“Miscanthus can be grown on marginal almost non-arable land, and convert those acres to productive energy source,” Schubert said.
The grasses require very little input. They get their water from rain and the water table and, save a one-time fertilization during their first year, all their nutrients from the soil. After its third year, the grass has reached a ceiling yield, and will continue to produce roughly the same amount of biomass every year for the next three decades.
Other benefits include soil retention, carbon sequestration and wildlife habitats, according to the trail. But despite its many environmental boons, Miscanthus is not eligible for grown on land trusts, parcels set aside for conservation, Caveny said.
This makes it harder to find the space that would make growing the grass efficient.
Besides, not everyone is convinced this is such a good idea.
“I don’t think it’s the solution,” said Kim Grey, professor of civil and environmental engineering at Northwestern University. Grey doubts that biofuels could ever fully replace the gasoline, kerosene and diesel used for automobiles, trains and airplanes.
“If you look ten years down the road, is that really where our fleet is going? Maybe this provides us with a transition, but it isn’t long-term.”
But maybe transitional technology isn’t such a bad thing, said Schubert.
“There are very few technologies that could solve the entire industry problem,” he said. “Turning energy crops into fuel will always be an important part of the future energy portfolio of mankind.”

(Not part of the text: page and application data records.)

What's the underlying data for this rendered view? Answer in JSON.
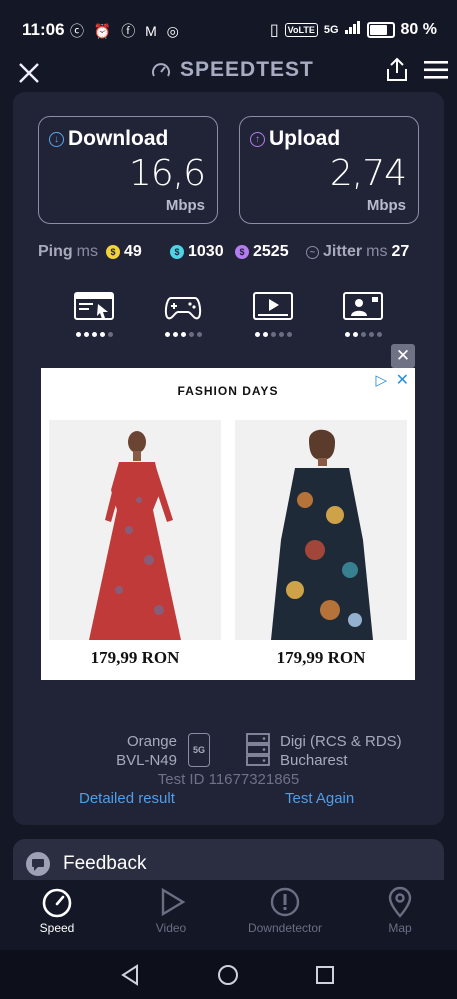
{
  "status": {
    "time": "11:06",
    "notif_icons": "ⓒ ⏰ ⓕ M ◎",
    "volte": "VoLTE",
    "net": "5G",
    "battery": "80 %"
  },
  "appbar": {
    "title": "SPEEDTEST"
  },
  "download": {
    "label": "Download",
    "value": "16,6",
    "unit": "Mbps"
  },
  "upload": {
    "label": "Upload",
    "value": "2,74",
    "unit": "Mbps"
  },
  "metrics": {
    "ping_label": "Ping",
    "ms1": "ms",
    "ping_value": "49",
    "jitter_a": "1030",
    "jitter_b": "2525",
    "jitter_label": "Jitter",
    "ms2": "ms",
    "jitter_value": "27"
  },
  "categories": [
    {
      "icon": "browsing-icon",
      "level": 4
    },
    {
      "icon": "gaming-icon",
      "level": 3
    },
    {
      "icon": "video-icon",
      "level": 2
    },
    {
      "icon": "video-call-icon",
      "level": 2
    }
  ],
  "ad": {
    "brand": "FASHION  DAYS",
    "products": [
      {
        "price": "179,99 RON"
      },
      {
        "price": "179,99 RON"
      }
    ]
  },
  "server": {
    "carrier": "Orange",
    "device": "BVL-N49",
    "network_badge": "5G",
    "isp": "Digi (RCS & RDS)",
    "city": "Bucharest",
    "test_id": "Test ID 11677321865"
  },
  "links": {
    "detailed": "Detailed result",
    "again": "Test Again"
  },
  "feedback": {
    "label": "Feedback"
  },
  "nav": [
    {
      "label": "Speed"
    },
    {
      "label": "Video"
    },
    {
      "label": "Downdetector"
    },
    {
      "label": "Map"
    }
  ],
  "colors": {
    "accent_link": "#4f9ee8",
    "download": "#5aa8f0",
    "upload": "#b47cf0",
    "ping": "#f2d43a",
    "jitter_a": "#4fd4e6"
  }
}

Caveny agrees that until we move away from liquid fuels altogether, alternative sources will be important, especially cheap ones that produce a high yield and environmental benefits.
“Our culture works based on high-yielding crops no matter what you grow,” Caveny said. But a history of subsidizing certain crops and not others has created a false profitability picture. Along with the rules governing use of land conservancies, that’s one of the things he will work to change in the future.
“Take the subsidies out and let every crop grow on its merits, and then you’re going to see the energy crops become extremely profitable,” he said.